  • Retry until success. Keep calling Publication.offer until it succeeds. This may spin or have some sort of idle strategy. Many examples do this.
  • Ignore failure and continue. Ignore that the data didn't send and move on. This is usually appropriate for situations where the data being sent has some lifetime and it would be better to not send stale data.
  • Retry until success or timeout. As normal retry with or without some sort of idle strategy but with a timeout attached.
  • Retry asynchronously. Retry periodically, but instead of idling, do some other work.

The needs of an application, or system, are quite complex. The common use case is one of non-blocking offer, though. Out of this more complex scenarios may be developed.


The Aeron Media Driver and the status of various buffers may be monitored outside of the driver via the counter files in use by the driver. Below is an example application that reads this data and prints it periodically.

public class AeronStat
    public static void main(final String[] args) throws Exception
        final File cncFile = CommonContext.newDefaultCncFile();
        System.out.println("Command `n Control file " + cncFile);

        final MappedByteBuffer cncByteBuffer = IoUtil.mapExistingFile(cncFile, "cnc");
        final DirectBuffer metaDataBuffer = CncFileDescriptor.createMetaDataBuffer(cncByteBuffer);
        final int cncVersion = metaDataBuffer.getInt(CncFileDescriptor.cncVersionOffset(0));
        final long clientLiveness = metaDataBuffer.getLong(CncFileDescriptor.clientLivenessTimeoutOffset(0));

        if (CncFileDescriptor.CNC_VERSION != cncVersion)
            throw new IllegalStateException("CNC version not supported: version=" + cncVersion);

        final AtomicBuffer labelsBuffer = CncFileDescriptor.createCounterLabelsBuffer(cncByteBuffer, metaDataBuffer);
        final AtomicBuffer valuesBuffer = CncFileDescriptor.createCounterValuesBuffer(cncByteBuffer, metaDataBuffer);
        final CountersManager countersManager = new CountersManager(labelsBuffer, valuesBuffer);

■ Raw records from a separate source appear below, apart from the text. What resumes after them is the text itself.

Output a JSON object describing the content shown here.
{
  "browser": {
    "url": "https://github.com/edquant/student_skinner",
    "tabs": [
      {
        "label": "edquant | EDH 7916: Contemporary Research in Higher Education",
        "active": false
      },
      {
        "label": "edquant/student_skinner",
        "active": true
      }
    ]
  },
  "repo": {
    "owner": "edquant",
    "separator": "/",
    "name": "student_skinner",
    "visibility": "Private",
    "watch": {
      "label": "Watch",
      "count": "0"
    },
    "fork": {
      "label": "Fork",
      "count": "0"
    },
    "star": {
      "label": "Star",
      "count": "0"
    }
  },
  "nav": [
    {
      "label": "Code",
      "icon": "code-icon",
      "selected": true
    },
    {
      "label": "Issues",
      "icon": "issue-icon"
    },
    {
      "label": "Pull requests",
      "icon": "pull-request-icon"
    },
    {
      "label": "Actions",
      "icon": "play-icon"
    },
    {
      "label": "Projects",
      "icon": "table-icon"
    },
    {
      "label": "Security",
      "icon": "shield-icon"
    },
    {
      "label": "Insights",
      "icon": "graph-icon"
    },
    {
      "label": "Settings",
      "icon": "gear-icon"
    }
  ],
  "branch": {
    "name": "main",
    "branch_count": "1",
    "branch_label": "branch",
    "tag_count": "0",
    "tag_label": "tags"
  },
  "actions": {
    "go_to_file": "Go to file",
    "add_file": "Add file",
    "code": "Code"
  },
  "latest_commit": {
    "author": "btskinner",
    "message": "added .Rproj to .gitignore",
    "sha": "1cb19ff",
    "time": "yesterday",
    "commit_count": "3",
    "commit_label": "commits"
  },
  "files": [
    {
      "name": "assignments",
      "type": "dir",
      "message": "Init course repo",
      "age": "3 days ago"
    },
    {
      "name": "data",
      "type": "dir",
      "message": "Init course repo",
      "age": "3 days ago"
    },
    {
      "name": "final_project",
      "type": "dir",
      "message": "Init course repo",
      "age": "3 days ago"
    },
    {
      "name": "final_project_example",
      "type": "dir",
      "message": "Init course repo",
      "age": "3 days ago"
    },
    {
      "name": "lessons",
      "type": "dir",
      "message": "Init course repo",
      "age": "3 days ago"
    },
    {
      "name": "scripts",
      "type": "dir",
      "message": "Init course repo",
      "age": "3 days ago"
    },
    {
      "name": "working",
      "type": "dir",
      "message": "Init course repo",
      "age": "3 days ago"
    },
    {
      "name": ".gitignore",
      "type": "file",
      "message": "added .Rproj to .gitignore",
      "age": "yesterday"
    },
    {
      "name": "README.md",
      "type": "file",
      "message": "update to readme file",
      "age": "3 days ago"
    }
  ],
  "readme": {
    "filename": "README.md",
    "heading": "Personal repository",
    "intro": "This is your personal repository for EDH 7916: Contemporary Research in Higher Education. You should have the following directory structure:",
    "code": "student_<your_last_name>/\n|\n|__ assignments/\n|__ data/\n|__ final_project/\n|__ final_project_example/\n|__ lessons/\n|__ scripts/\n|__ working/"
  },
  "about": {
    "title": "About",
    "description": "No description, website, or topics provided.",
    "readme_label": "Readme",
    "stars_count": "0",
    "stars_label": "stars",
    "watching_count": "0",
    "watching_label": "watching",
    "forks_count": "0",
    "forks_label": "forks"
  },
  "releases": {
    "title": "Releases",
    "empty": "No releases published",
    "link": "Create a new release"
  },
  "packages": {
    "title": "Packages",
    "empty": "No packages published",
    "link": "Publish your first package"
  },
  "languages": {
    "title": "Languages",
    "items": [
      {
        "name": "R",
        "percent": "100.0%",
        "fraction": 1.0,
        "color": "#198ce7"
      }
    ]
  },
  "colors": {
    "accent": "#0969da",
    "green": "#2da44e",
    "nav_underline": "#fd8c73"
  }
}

        // Setup the SIGINT handler for graceful shutdown
        final AtomicBoolean running = new AtomicBoolean(true);
        SigInt.register(() -> running.set(false));

        while (running.get())
            System.out.format("%1$tH:%1$tM:%1$tS - Aeron Stat", new Date());
            System.out.format(" (CnC v%d), client liveness %,d ns\n", cncVersion, clientLiveness);

                (id, label) ->
                    final long value = countersManager.getCounterValue(id);
                    System.out.format("%3d: %,20d - %s\n", id, value, label);


The AeronStat application above does the following:

  1. Find labels and values files in the file system
  2. Map the files into MappedByteBuffer instances
  3. Use an UnsafeBuffer to read the values
  4. Use a CountersManager` to grab context for the values and labels.
  5. Set up a SigInt to handle control-C out of the application
  6. While running, in a loop do the following:
    1. Grab the time
    2. For each counter, grab its value and print out a line with the timestamp, label, and value.